§ EXERCISE PROMPT
Return every line below in which "icon" appears.

[Opening DATA FOR THIS TASK section]

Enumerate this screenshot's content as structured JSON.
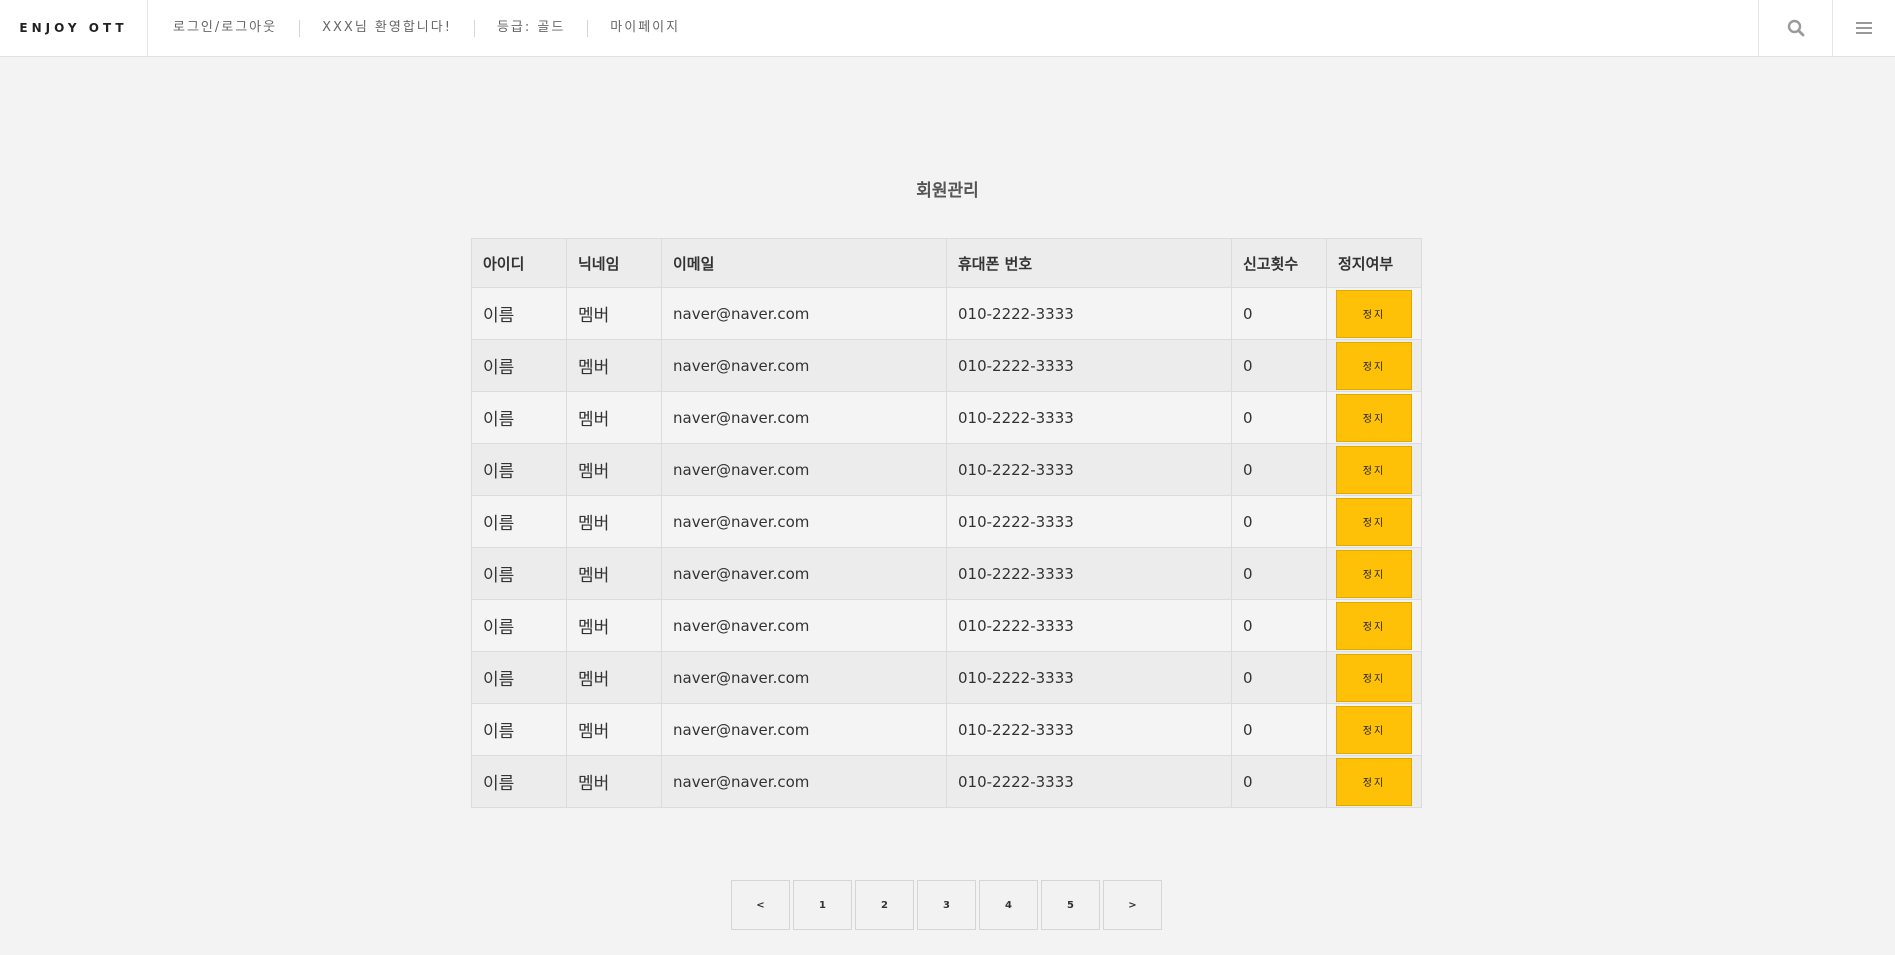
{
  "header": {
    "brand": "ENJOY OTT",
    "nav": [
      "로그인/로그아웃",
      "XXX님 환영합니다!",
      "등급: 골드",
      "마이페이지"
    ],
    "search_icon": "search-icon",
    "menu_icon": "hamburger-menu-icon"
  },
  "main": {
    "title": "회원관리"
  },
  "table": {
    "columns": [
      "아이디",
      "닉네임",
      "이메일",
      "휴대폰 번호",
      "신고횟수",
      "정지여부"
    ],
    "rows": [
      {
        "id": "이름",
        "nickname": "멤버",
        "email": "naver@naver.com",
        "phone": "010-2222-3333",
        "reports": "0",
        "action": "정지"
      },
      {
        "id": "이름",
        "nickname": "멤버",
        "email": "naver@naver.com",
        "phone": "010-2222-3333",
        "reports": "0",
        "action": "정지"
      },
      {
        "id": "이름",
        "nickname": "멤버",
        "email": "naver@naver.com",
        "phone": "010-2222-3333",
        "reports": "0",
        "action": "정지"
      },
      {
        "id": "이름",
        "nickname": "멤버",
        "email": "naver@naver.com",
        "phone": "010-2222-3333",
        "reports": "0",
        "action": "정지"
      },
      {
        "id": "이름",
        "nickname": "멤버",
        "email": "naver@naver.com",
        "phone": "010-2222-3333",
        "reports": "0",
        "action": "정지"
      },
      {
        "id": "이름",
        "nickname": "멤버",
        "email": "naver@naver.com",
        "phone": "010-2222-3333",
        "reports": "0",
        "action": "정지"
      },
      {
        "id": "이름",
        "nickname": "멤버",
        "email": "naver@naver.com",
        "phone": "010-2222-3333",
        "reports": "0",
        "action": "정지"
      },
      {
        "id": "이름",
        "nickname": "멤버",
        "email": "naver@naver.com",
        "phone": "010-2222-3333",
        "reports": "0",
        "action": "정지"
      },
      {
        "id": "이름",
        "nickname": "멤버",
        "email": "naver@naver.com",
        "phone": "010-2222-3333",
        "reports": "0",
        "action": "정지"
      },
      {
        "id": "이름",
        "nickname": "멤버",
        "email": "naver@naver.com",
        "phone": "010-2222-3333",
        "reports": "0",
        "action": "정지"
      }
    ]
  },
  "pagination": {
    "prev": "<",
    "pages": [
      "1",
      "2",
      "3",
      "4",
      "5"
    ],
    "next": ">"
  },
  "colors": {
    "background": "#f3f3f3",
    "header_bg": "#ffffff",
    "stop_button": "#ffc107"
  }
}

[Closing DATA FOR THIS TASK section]

§ EXERCISE RESPONSE
    "search_icon": "search-icon",
    "menu_icon": "hamburger-menu-icon"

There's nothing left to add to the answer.